January 14, 2012; Source: Pittsburgh Tribune-Review | Here we go again! For the past few years, Pittsburgh has been one of the nation’s epicenters (along with Boston) for municipal government attempts to extract payments in lieu of taxes (PILOTs) from otherwise tax-exempt nonprofit property owners (see NPQ coverage of Pittsburgh’s PILOT controversies here, here, here, and here).

Now, Pittsburgh’s city government is in such a financial mess that the municipal budget has to be reviewed and approved by the state’s Intergovernmental Cooperation Authority (ICA). For its 2012 budget, the City Council wrote in an anticipated $3.2 million in “voluntary” PILOT payments from nonprofits, but there is no agreement in place with the 46 nonprofits that make payments through a coalition called the Pittsburgh Public Service Fund. In 2010, the Fund paid the city $2.6 million and pledged to pay about the same for 2011, though it is still more than $500,000 short of fulfilling that pledge.
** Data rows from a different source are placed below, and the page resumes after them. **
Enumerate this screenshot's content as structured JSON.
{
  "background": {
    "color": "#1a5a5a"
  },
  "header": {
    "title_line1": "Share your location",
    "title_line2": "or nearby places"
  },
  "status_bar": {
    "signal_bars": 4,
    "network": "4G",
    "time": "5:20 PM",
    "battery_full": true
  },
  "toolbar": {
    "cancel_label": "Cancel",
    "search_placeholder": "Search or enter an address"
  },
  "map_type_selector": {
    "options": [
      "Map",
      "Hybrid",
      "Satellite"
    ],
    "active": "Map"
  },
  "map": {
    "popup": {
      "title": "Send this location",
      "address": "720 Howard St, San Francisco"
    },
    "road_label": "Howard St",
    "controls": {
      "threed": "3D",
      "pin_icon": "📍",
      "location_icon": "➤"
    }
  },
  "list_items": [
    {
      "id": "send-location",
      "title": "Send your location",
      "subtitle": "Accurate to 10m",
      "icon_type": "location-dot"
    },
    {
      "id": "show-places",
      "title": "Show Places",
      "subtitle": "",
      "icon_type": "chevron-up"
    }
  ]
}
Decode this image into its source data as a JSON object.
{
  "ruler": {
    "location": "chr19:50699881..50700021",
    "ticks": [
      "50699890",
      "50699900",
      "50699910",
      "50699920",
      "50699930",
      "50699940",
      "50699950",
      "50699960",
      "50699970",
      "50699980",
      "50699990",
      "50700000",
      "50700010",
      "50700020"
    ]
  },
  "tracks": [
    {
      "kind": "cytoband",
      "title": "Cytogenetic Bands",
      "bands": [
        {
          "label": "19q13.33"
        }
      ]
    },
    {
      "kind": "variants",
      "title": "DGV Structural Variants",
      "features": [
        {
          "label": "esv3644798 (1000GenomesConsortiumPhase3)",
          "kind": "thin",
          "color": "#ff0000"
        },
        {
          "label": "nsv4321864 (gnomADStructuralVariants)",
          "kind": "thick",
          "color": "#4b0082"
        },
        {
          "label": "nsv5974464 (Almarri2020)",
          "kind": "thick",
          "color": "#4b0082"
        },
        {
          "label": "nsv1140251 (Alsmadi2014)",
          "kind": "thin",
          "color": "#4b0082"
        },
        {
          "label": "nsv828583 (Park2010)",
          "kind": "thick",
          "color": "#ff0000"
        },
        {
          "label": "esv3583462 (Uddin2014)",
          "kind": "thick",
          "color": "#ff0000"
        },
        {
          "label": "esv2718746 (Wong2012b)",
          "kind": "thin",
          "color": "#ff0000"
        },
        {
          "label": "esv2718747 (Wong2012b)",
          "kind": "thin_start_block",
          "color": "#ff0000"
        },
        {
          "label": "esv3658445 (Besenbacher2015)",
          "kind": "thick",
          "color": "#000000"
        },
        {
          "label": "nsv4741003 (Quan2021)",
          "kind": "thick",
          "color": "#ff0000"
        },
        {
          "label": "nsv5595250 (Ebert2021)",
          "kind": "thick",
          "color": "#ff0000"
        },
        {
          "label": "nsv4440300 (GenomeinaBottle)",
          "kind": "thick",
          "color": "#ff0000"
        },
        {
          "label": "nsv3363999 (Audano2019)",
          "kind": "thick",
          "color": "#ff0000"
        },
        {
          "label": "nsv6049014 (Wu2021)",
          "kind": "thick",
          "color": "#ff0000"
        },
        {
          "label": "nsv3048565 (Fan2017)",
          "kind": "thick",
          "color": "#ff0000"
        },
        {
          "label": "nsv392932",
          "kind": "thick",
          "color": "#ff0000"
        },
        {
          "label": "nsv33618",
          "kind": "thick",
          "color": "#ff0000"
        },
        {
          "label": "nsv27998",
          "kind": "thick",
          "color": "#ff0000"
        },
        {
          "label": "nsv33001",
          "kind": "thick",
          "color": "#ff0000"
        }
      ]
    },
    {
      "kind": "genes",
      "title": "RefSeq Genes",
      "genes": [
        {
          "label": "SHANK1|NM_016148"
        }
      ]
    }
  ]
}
As a result of the City Council’s amending its budget after the ICA’s approval, the ICA responded by rescinding its approval of the budget, citing the lack of discussions between the city and the nonprofits as one reason. The interesting dynamic now is whether the state will hold the city’s budget hostage to the nonprofits’ agreeing to pay $3.2 million, adding an extra layer of pressure on tax-exempt property owners agreeing to make all-but-compulsory “voluntary” tax payments.—Rick Cohen